PLACES OF INTEREST
There are many places of interest for non-participating partners to visit, or even for you if you wish to extend your stay after your course has finished.
Launceston was once the capital of Cornwall and it is easy to see why especially when you catch sight of the Norman Castle dominating the skyline as you approach the town. Situated close to the Devon border and within the picturesque Tamar Valley this once strategic stronghold has retained much of its ancient origins.
Set amidst rolling countryside Launceston is conveniently situated between Dartmoor and Bodmin Moor and within easy reach of the north and south Cornish coasts. It’s the perfect location from which to explore the rest of Cornwall as well as nearby north and west Devon.
The Eden Project
Bude & the North Cornwall Coast
Dartmoor National Park is a vast moorland in the county of Devon, in southwest England. Dartmoor ponies roam its craggy landscape, defined by forests, rivers, wetlands and tors (rock formations). Trails wind through valleys with Neolithic tombs, Bronze Age stone circles and abandoned medieval farmhouses. Dartmoor is a photographers and artists paradise!
Dubbed the Eighth Wonder of the World by some, the Eden Project is a dramatic global garden housed in tropical biomes that nestle in a crater the size of 30 football pitches. Experience the sights, smells and scale of the rainforests in the Rainforest Biome - the world's largest greenhouse - and discover the tropical plants that are used to produce everyday products. Travel to South Africa and California, as you amble amongst the orange and lemon trees, olive groves and gnarled vines of the Mediterranean Biome, and in the 30-acre Outdoor Garden see hemp, sunflowers and other plants that could change your future, flourishing under the Cornish sun.
Bude is Cornwall's most northern town and has been a popular seaside resort from Victorian times.
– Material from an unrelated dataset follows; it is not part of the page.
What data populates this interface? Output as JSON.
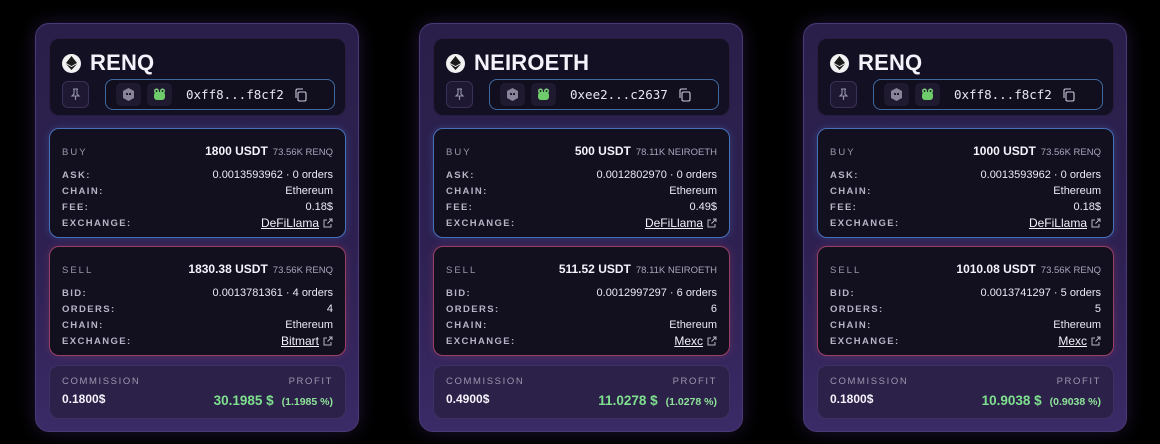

In the l9th Century, the town was notorious for wreckers who plundered ships wrecked off the coast - over 80 vessels in the fifty year up to 1874. The Bude Canal was built in 1823 when it ran for 35 miles on different levels. It was designed to carry beach sand, used as fertiliser, to Launceston, 20 miles away. It was also used to transport local produce. Crossgate where the Studio Barn is located was the end of the Bude Canal.
The Atlantic coast of North Cornwall stretches for over forty miles from Bude to Perranporth along a wildly beautiful landscape where towns and villages huddle in the cliffs for protection against the sea. Places to visit include: Boscastle; Bude; Camelford; Crackington Haven; Delabole; Mawgan Porth; Newquay; Padstow; Polzeath; Port Isaac; Perranporth; Rock; St. Agnes; Tintagel; Wadebridge; Watergate Bay.